I often talk to other parents who leave their kids with the grandparents whenever they go on vacation. While it’s good to take a break sometimes, it’s also a missed opportunity. Children are inherently curious and typically love to explore and discover new things. What better way to do that than by traveling with their parents? There is so much to be gained through family travel. Here are a few important elements that come to mind.
Expand Their Horizons
Travel, even short road trips, are an excellent way to broaden the horizons for a child used to the same familiar surroundings day in and day out. Maybe it’s a weekend getaway from the city to experience a National Park or a drive into the city to see how people live in such close quarters. A change of scenery is the perfect chance to introduce new ways of life to your kids and get them to think about how other peoples’ daily routines differ from their own.
Learn to Appreciate New Things
Speaking of different ways of life, travel can open a child’s eyes to new cultures, traditions, and (best of all) foods. Just taking a half hour drive into the metro area near our home we can experience several different ethnic cultures and their wonderful restaurants.
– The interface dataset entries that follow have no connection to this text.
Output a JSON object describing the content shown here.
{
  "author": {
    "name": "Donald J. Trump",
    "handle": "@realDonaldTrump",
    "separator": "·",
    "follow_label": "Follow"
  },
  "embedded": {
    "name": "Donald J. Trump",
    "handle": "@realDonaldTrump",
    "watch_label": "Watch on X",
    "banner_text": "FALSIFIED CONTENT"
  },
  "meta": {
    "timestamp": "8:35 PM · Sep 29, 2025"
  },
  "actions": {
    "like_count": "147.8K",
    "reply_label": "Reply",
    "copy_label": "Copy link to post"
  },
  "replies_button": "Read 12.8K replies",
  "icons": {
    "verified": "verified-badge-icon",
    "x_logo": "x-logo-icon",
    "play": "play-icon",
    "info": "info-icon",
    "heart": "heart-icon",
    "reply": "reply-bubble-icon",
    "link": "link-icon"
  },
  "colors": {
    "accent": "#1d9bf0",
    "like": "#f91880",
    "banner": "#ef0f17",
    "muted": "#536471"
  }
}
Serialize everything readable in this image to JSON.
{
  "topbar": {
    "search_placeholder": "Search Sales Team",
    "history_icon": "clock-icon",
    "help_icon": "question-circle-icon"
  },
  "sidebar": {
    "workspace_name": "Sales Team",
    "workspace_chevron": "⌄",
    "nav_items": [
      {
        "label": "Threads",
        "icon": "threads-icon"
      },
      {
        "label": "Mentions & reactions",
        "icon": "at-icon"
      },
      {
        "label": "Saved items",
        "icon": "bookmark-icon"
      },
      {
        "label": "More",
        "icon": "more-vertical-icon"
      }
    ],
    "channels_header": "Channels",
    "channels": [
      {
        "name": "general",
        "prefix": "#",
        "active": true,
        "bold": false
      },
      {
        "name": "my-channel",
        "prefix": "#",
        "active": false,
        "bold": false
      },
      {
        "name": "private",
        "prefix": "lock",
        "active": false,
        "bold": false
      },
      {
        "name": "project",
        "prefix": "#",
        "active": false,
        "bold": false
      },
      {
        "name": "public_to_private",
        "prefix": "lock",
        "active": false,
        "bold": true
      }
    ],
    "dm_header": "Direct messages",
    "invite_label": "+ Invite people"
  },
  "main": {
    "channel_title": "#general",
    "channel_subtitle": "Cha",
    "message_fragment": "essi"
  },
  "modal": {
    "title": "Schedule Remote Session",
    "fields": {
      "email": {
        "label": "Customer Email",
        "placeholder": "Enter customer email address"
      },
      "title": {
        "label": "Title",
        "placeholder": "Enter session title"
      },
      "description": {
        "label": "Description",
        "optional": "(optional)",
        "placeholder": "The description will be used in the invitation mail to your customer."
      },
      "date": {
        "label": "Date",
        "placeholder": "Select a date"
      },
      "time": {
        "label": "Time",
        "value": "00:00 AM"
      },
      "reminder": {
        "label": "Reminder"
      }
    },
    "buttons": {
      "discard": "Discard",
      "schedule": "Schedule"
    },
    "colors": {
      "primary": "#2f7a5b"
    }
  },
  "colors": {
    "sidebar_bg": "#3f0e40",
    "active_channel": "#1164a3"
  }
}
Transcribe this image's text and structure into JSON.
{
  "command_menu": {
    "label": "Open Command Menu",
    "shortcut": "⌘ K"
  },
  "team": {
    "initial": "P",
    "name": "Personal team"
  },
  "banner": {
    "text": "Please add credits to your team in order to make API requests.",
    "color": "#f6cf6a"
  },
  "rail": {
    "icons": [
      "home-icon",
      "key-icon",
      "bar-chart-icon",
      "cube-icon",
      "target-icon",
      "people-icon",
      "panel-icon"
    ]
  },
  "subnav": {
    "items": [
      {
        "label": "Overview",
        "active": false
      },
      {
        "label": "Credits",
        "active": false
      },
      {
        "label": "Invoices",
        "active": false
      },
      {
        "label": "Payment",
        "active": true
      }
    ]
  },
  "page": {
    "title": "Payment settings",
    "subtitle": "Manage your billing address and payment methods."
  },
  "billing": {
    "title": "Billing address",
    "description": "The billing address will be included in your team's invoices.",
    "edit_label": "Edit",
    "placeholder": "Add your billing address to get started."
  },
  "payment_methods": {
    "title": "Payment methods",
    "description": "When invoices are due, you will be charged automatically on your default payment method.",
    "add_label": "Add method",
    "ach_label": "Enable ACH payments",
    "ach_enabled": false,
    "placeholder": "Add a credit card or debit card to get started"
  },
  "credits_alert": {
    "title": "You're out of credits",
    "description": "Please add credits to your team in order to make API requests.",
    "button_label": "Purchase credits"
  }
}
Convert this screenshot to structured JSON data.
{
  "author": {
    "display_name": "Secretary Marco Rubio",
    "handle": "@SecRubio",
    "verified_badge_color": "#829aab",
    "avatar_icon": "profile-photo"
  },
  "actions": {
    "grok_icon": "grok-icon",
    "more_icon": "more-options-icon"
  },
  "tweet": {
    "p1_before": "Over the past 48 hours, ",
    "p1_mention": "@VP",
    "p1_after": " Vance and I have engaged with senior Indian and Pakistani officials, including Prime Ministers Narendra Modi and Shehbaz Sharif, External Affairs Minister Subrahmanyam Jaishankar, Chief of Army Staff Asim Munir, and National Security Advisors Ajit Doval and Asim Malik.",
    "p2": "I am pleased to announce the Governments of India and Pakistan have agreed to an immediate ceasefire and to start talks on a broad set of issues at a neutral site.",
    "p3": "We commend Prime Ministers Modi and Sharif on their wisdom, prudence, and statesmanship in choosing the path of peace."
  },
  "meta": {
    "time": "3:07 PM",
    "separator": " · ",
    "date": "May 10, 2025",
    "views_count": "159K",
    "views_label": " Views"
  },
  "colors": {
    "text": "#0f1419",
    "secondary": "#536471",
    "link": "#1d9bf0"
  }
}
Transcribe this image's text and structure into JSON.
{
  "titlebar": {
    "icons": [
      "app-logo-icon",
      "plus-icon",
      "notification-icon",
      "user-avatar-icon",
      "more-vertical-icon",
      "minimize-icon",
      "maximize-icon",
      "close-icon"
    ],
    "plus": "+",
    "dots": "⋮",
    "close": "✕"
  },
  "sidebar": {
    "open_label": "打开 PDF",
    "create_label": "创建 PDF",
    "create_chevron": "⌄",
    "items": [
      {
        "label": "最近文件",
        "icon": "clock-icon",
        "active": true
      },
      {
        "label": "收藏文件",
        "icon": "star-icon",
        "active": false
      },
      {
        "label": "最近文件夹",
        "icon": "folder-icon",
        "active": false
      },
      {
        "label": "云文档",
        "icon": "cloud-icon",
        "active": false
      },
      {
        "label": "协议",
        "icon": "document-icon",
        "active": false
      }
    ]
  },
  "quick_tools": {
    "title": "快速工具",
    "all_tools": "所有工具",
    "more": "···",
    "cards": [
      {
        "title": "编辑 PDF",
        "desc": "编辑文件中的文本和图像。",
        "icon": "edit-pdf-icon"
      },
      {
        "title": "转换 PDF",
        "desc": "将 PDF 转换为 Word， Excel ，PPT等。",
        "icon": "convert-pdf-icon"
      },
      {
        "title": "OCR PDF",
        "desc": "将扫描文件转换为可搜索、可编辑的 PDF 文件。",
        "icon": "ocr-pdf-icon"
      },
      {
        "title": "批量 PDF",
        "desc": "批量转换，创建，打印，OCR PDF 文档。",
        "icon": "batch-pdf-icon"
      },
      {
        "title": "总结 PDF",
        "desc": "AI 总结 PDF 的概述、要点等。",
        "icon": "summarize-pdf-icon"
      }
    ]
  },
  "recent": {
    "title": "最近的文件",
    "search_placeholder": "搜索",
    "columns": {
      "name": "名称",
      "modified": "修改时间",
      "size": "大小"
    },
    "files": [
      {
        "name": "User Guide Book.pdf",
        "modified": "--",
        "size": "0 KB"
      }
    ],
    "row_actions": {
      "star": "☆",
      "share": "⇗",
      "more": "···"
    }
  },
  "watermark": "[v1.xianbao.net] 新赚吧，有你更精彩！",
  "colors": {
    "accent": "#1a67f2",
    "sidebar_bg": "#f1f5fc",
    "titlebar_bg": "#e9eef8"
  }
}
Even for a picky eater like mine this can be an eye opener. By introducing our children to other cultures, even those within our own American mix, we lay the foundation for more tolerant and worldly adults in the future.
Strengthen Family Relationships
In the day to day crush of work, school, and activities we often miss out on spending quality time as a family. Taking a vacation offers a chance for those important interactions that strengthen family bonds and let us really get to know each other. Sometimes those few days can be valuable for learning more about how our kids think, what they enjoy doing, and maybe even open up about things that bother them or cause anxiety. Travel is a window to the world and also into ourselves.
At school and home children are typically following a constant string of instructions and tasks. Do this at this time in this way. Make kids part of the planning process and/or let them make decisions about things like where to eat and what to see while on vacation. Not only does it make the trip more fun, but also reinforces a spirit of independence and makes for a memorable experience.
Develop Social Skills
If, like me, you’re the parent of a shy child then look at traveling as a way to break through that shell. Never push a kid to do things they are uncomfortable with or you’ll reinforce that introversion. Instead, encourage interactions with other people, such as museum interpreters, to develop social skills. One can still be an introvert and enjoy talking to new people and learning new things from them. On the flip side, if your child tends to be overly rambunctious, being around other people may help instill a sense of what is expected of behavior as they move into the teen and adult years.
Whatever motivates you to travel is also a good excuse to plan family vacations. Whether relaxing at the beach, running around a theme park, or just exploring the outdoors, spending time with your children offers so many opportunities we don’t get at home mired in our daily routines. Get out there and have some fun!
If you do spend the majority of your free days on family travel and you’ve had enough family trips for a while, maybe it’s time to venture out on your own and discover your inner self. Read my article on solo travel for some thoughts on why you need to seek some adventure on your own terms.